*The slide is placed between two linear polarizing filters that are offset by 90o and illuminated from below.
How much time would you say it takes for you to get the shot you want?
The time from preparation to a photo varies depending on the substance used. With many of the substances I use, the crystallization process occurs within seconds to a few minutes after melting. The Ascorbic Acid used in this picture is a bit more complicated to prepare a slide. Melting this substance is therefore difficult because the melting point and the time at which the ascorbic acid burns are very close to each other. It takes a few attempts to obtain slides suitable for photographing, the process in which the first crystals form begins after about one to two days. In the case of this image, it took about a week for an area of crystals to form that was large enough to photograph the entire surface of an image (the photographed area has a dimension of 1.18mm in width on the slide).
What’s next on the horizon for you?
Currently I am testing a new substance for me "Kojic acid", after initial tests this seems to be quite promising. Now in the spring / summer I will devote myself to my second passion of wildlife photography.
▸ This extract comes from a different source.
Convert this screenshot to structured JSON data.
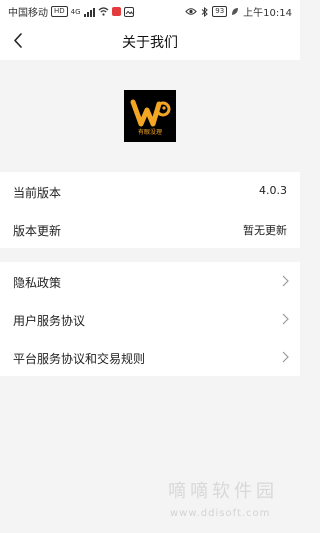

What is your favorite image you’ve taken and why?
I can't really name a favorite image, but an image of sulfur titled "Sulfur City" means a lot to me. With this picture I participated in my first photography competition (BigPicture: Natural World Photography Competition 2016) and won first place in the Art of Nature category.
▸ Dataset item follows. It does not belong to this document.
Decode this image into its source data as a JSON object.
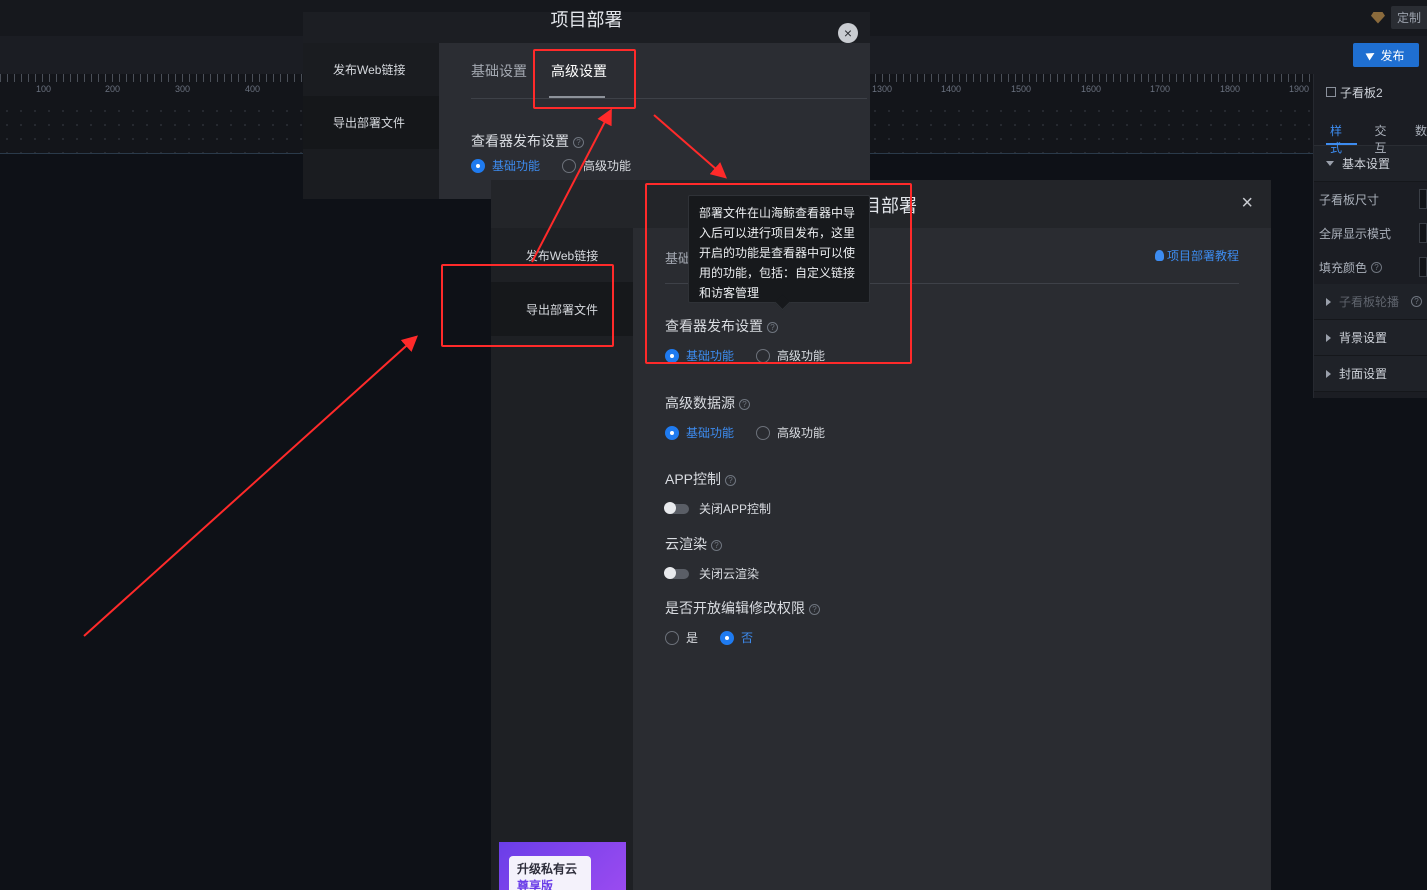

Can you tell us about the process of choosing your subjects/crystals?
At the beginning of my photography of microcrystals in polarized light, I used substances that were easy to get in the supermarket, like tartaric acid or citric acid.
In recent years, I am more and more in various groups on Facebook and exchange ideas with like-minded people on this subject. Before photographing I look at a prepared slide for overview in low magnification, when I have found a subject I test different lenses to find the appropriate crop.
With the object stage I can position a subject precisely in the X/Y axis, and with the photo tube, which has been veined for me so that it can be rotated 360o around its own axis, I can select the image section even more precisely. Another possibility is to influence the appearance of the crystals in the polarized light. By changing the two linear polarizing filters, the appearance of the subject changes. All these factors and the fact that the crystals change slowly but steadily make each image unique.